Free curriculum on high-value, cost-conscious care
Annals of Internal Medicine. 2012 Aug;157(4):284-286. (Smith)
ABIM (AM Board of Internal Medicine), AAIM (Alliance for Academic Internal Medicine) and ACP (American College of Physicians) have created a free curriculum to train internal medicine residents on providing high-value, cost conscious care. The curriculum consists of ten 1-hour interactive sessions that include discussions about benefits, harms and costs of interventions. Curricular materials, including faculty development material, are available online (www.highvaluecarecurriculum.org).--SK
Residents reflect on their errors
Academic Medicine. 87(10):1361-1367, October 2012. (Ogdie, etal)
Forty-one medical residents analyzed diagnostic errors made on their patients. Common contributors were: holding onto a diagnosis made early in the course, coming easily to mind, or presented by other providers; over-reliance on authority figures or consultants; personal reactions to patients; time pressures; poor transitions of care; and complex or incomplete information.--LW

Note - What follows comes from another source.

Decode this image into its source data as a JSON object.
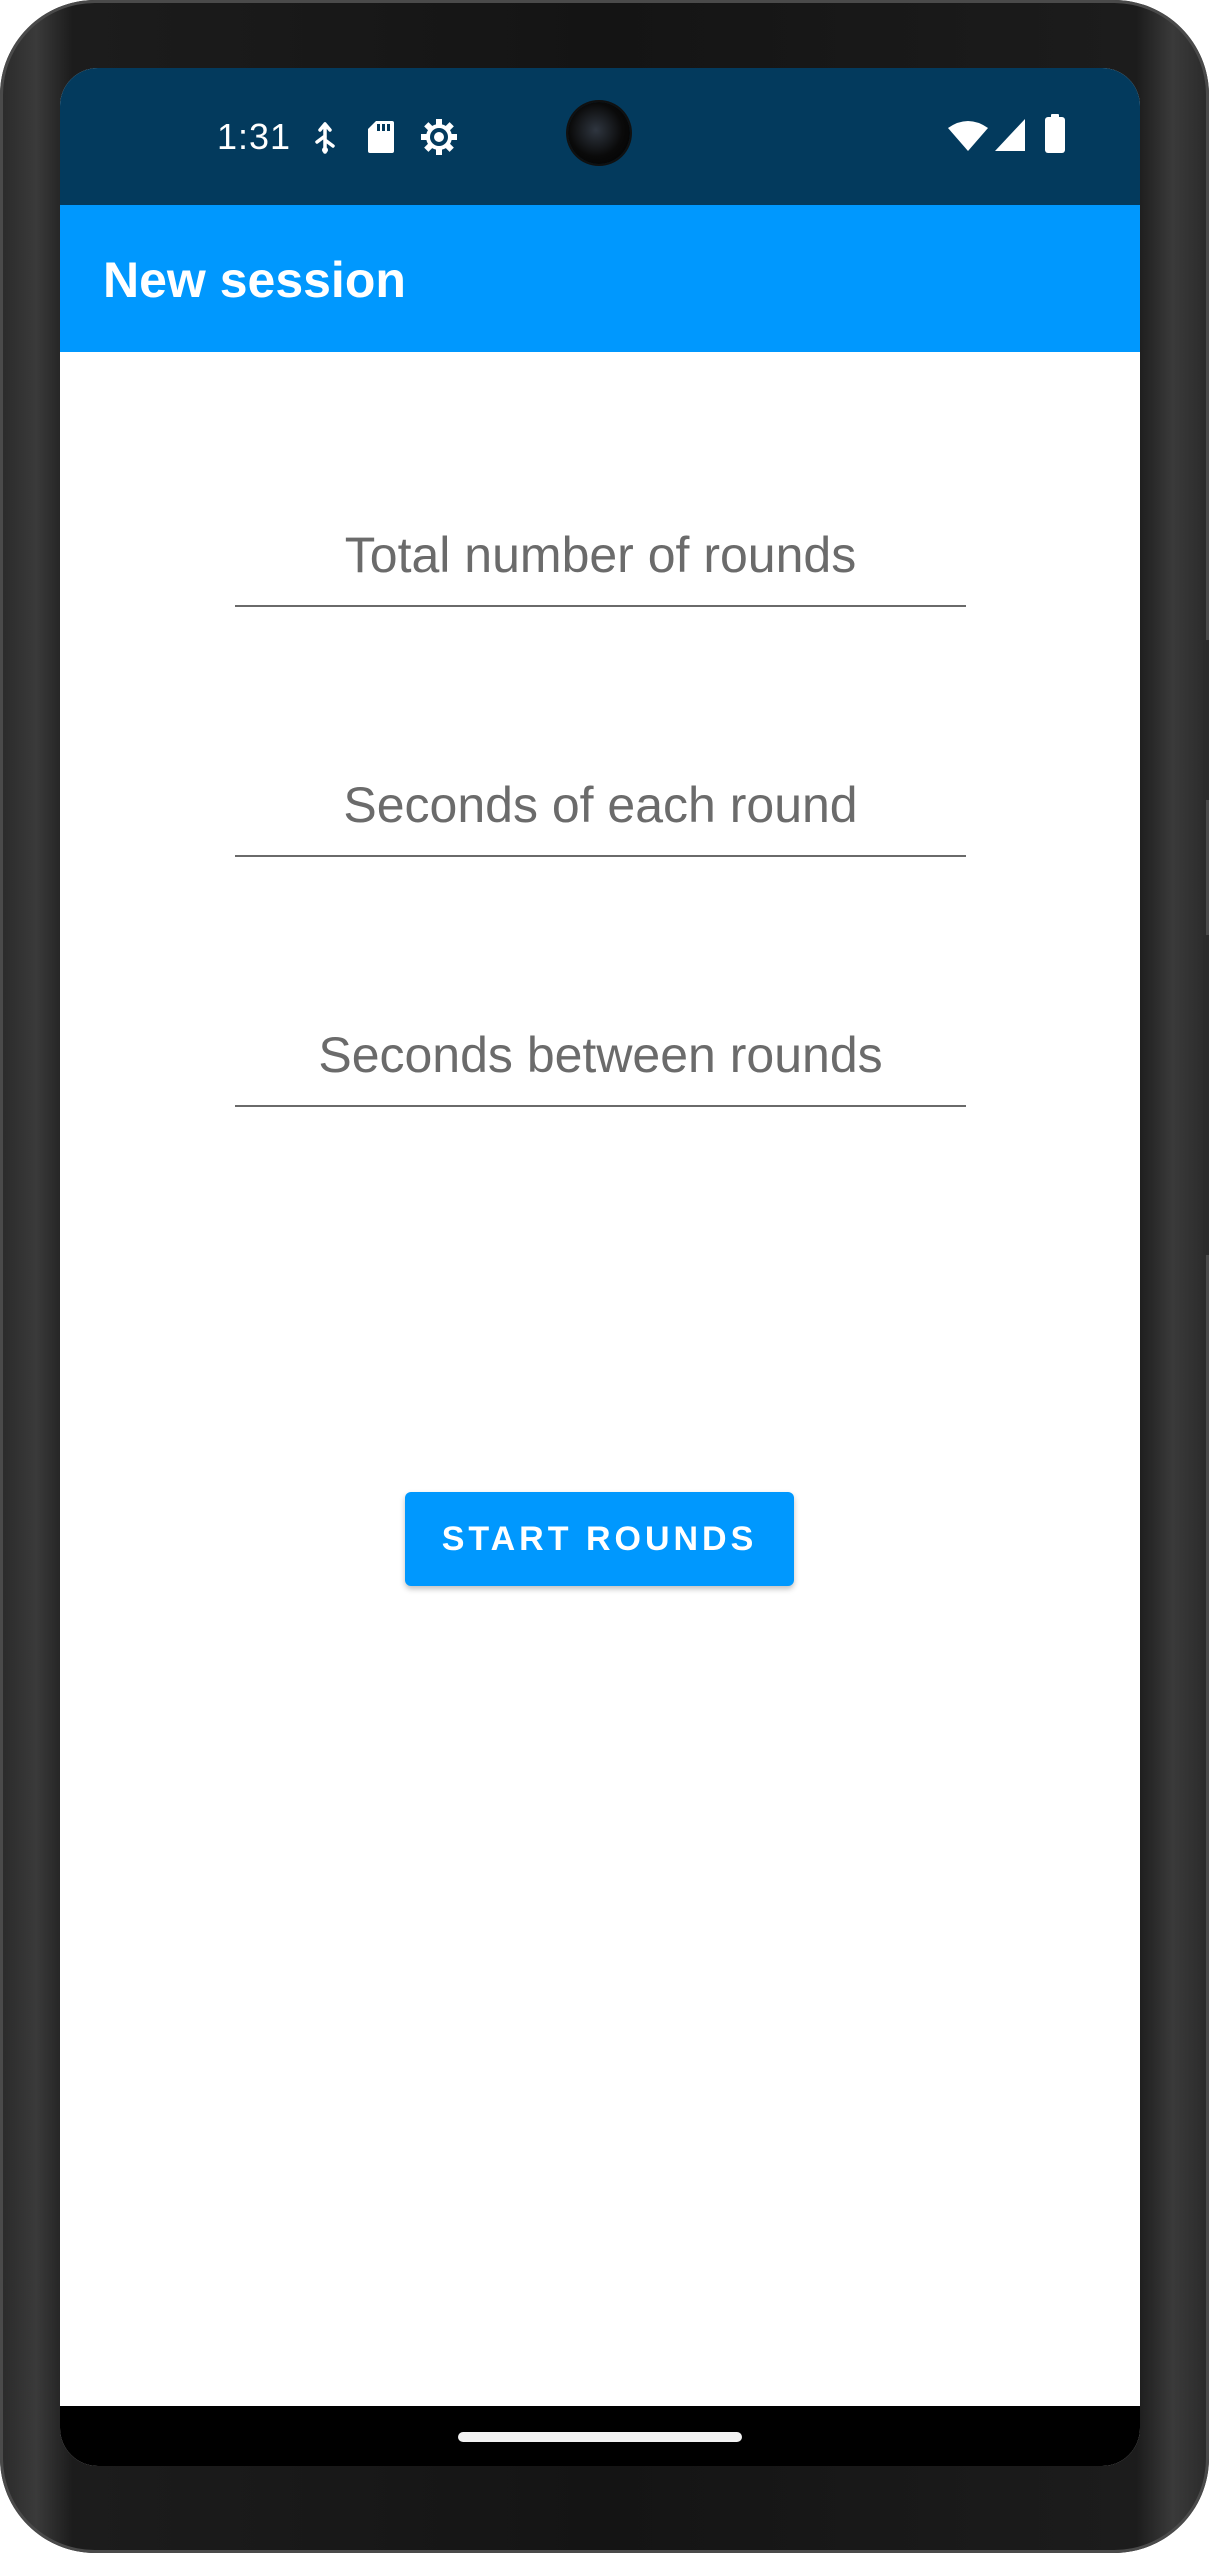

Longer (vs. shorter) interactions with attendings are preferable
Academic Medicine. 87(10):1389-1396, October 2012. (Hauer, et al)
Third year medical students in traditional block and year-long longitudinal clerkships were interviewed about successful and unsuccessful relationships with their teachers. In both groups, longer interactions (days to weeks for block students, year-long for longitudinal students) were viewed as more conducive to learning. Block students tried to match their behaviors to their attendings' expectations, while longitudinal students described less-hierarchical relationships with their preceptors. A major caveat is that longitudinal students and preceptors were self-selected.--LW
Do residents like evaluating their attendings?
Academic Medicine. 87(10):1397-1400, October 2012. (Myers, et al)
The quick answer is no - they find it time-consuming and wonder whether it is worth it. Residents felt it was most important that they provide feedback on attendings perceived as either much better or much worse than average. Some residents expressed worries that their evaluations would not be strictly confidential and could be damaging to them.--LW
Student Uncertainties Drive Teaching During Case Presentations: More So With SNAPPS
Academic Medicine Volume 87(9), September 2012, p1210-1217 (Wolpaw)
In a study of a small number of audiotaped presentations by medical students to family medicine preceptors, researchers found that preceptors directly aligned their teaching towards 80% of questions posed during the presentation. Students posed about 2 questions per presentation. A small number of students had been trained in the presentation technique known as SNAPPS (Summarize, Narrow, Analyze, Probe, Plan, Select). These students asked slightly more questions, and more of their questions had to do with diagnostic reasoning.—LW
This small, but timely study in data visualization grapples with the challenge of showing large data sets of residency skill level information in a easily readable format. Using New Innovations, Microsoft Access and Excel, researchers at Lehigh Valley Health Network’s Family Medicine program built several radar graphs, which show targets, trends and gaps in residency competency. The authors provide practical tips on compiling data from multiple assessments vehicles into an easy-to-read visualization.
No news here. This compendium of clerkship grades from 119 medical schools shows that grades are all over the map. The percentage of students earning the top grade in a clerkship ranges from 2% to 93%. Schools have grading systems with anywhere from 2 (Pass/Fail) to 11 (A/A-/B+, etc.) tiers of grades. Extra grading tiers seem to contribute to grade inflation: 97% of students end up with one of the three highest grades regardless of the number of tiers. Fewer than 1% of students fail any clerkship.